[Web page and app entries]
★ ★ ★

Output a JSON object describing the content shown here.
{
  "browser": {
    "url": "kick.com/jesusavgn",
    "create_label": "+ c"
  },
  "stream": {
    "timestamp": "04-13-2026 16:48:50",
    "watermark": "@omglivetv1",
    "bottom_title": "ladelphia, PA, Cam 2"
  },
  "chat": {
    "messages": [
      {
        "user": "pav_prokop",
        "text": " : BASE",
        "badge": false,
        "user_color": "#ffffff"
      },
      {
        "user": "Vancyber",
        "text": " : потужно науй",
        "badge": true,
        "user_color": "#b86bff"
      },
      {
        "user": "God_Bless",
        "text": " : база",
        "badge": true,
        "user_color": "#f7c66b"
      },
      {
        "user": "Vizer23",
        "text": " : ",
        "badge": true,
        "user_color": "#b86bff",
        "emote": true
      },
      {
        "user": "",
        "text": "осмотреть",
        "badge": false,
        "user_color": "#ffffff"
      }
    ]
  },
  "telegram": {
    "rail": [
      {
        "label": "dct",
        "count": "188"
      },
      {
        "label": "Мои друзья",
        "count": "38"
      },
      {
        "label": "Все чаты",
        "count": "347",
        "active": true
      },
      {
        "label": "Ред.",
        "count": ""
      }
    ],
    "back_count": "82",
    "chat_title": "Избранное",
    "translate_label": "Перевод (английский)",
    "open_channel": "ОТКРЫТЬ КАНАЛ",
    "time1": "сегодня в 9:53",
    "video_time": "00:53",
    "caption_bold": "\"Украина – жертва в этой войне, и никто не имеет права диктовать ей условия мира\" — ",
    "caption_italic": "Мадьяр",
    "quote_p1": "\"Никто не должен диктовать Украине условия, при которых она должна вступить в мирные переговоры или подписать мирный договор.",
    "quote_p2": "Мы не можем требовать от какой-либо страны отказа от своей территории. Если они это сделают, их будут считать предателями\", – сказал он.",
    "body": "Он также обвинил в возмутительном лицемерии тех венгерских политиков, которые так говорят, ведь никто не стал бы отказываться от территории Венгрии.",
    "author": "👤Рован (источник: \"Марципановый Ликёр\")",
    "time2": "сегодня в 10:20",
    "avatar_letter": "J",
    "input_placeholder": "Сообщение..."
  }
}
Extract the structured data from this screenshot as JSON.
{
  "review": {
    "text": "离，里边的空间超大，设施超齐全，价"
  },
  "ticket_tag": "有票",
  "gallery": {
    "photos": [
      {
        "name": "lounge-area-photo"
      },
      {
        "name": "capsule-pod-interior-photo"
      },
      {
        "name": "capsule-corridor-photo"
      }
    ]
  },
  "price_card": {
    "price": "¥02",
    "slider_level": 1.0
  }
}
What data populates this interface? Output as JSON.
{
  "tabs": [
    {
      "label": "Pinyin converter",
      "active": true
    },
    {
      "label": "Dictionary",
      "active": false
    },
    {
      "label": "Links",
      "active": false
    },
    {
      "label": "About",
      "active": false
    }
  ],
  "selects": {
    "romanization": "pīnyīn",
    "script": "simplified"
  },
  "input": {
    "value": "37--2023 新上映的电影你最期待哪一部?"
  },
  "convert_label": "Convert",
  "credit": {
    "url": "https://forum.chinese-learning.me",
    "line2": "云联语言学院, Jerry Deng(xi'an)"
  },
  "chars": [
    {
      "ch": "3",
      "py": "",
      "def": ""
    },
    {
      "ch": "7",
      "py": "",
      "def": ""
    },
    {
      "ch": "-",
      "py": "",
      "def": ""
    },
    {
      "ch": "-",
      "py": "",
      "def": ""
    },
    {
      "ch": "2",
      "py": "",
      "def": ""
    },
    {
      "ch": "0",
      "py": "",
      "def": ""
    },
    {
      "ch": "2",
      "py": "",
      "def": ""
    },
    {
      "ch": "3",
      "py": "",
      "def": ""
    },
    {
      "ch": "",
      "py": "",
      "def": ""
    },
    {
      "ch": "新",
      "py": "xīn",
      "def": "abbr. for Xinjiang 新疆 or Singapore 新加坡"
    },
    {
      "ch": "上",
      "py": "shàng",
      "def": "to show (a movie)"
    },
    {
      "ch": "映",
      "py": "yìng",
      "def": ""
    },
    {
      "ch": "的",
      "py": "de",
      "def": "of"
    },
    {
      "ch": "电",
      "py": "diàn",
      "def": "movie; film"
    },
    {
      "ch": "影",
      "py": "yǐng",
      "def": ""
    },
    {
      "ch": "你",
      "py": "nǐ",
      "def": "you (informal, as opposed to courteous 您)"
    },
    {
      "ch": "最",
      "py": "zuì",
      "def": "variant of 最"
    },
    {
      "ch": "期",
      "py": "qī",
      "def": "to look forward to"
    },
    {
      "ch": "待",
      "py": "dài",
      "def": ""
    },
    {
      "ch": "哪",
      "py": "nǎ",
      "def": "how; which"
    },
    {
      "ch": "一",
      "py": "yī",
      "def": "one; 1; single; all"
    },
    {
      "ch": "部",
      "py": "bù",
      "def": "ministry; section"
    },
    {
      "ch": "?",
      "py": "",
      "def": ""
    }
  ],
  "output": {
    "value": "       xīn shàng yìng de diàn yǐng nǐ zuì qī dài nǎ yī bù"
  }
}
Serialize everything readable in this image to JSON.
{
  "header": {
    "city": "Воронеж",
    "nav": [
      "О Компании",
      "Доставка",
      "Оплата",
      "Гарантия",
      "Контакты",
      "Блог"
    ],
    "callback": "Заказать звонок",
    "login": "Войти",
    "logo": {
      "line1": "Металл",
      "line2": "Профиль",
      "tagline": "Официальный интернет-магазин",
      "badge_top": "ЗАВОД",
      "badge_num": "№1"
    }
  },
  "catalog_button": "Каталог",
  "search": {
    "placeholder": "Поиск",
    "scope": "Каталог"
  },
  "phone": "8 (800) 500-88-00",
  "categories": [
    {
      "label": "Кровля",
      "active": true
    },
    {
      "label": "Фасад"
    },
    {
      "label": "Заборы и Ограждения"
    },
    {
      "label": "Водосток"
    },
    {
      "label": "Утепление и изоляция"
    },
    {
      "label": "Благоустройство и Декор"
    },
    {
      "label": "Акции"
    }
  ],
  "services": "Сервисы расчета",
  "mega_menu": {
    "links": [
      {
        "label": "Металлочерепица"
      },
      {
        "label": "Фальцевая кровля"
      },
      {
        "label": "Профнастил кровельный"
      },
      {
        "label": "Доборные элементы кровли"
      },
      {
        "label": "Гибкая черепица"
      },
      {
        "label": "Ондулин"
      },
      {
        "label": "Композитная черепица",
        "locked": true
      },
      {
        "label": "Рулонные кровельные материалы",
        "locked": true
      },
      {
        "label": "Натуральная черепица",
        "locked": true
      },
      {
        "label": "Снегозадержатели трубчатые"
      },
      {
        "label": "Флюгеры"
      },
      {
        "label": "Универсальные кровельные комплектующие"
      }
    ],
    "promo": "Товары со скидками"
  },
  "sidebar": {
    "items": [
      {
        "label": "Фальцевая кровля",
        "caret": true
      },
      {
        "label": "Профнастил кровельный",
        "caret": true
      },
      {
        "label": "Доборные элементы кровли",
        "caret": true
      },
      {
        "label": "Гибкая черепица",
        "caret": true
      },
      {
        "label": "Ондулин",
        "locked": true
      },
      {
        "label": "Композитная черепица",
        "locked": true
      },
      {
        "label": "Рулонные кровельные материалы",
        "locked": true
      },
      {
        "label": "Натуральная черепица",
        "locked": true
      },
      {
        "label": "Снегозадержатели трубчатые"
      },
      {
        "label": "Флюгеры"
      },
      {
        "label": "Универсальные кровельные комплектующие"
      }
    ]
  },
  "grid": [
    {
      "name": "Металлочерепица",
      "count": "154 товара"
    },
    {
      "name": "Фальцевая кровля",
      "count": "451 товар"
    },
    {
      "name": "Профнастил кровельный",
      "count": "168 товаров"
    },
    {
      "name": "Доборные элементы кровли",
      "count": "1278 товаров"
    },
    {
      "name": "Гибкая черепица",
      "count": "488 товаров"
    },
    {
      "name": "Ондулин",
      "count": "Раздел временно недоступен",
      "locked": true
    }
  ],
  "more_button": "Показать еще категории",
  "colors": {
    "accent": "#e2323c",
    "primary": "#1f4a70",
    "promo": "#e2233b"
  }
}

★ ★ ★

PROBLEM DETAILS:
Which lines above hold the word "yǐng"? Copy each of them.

RESULT OF THE TASK:
      "py": "yǐng",
    "value": "       xīn shàng yìng de diàn yǐng nǐ zuì qī dài nǎ yī bù"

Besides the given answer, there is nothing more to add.